- Excerpts from an interface dataset:
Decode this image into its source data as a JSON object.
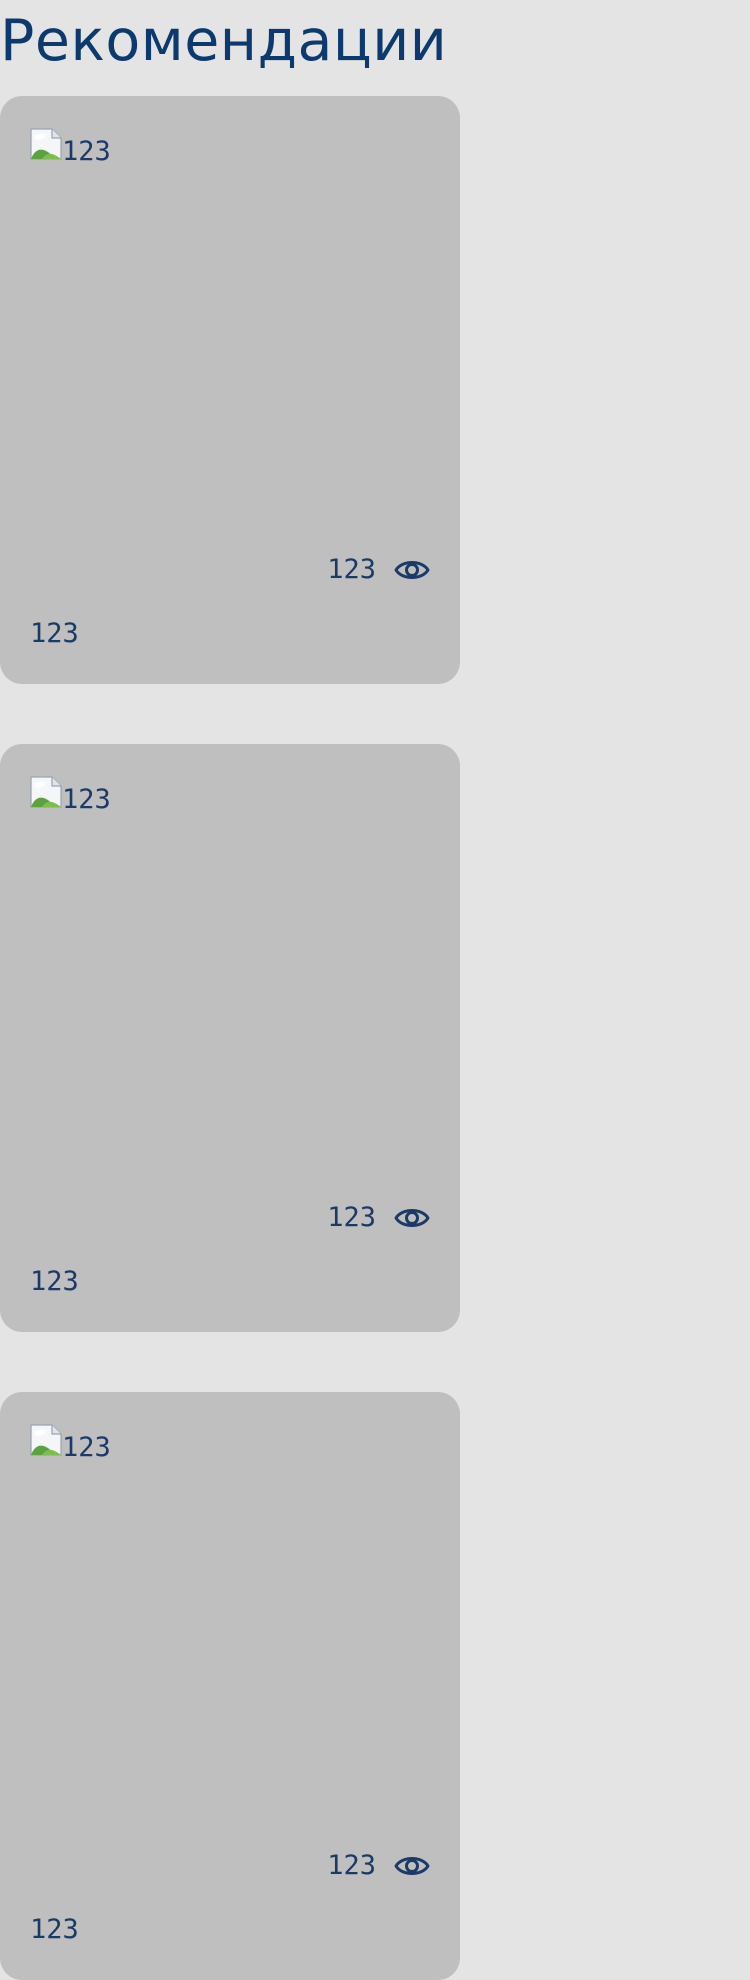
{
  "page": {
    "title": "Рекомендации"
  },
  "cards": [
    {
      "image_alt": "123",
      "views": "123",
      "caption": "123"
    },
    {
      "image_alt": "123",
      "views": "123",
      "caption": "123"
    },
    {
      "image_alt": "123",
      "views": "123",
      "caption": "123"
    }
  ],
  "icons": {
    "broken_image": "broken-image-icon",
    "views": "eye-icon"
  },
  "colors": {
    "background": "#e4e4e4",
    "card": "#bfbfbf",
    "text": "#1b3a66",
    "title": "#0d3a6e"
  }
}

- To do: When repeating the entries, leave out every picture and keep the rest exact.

- Solution to this task:
Decode this image into its source data as a JSON object.
{
  "page": {
    "title": "Рекомендации"
  },
  "cards": [
    {
      "image_alt": "123",
      "views": "123",
      "caption": "123"
    },
    {
      "image_alt": "123",
      "views": "123",
      "caption": "123"
    },
    {
      "image_alt": "123",
      "views": "123",
      "caption": "123"
    }
  ],
  "icons": {
    "broken_image": "broken-image-icon",
    "views": "eye-icon"
  },
  "colors": {
    "background": "#e4e4e4",
    "card": "#bfbfbf",
    "text": "#1b3a66",
    "title": "#0d3a6e"
  }
}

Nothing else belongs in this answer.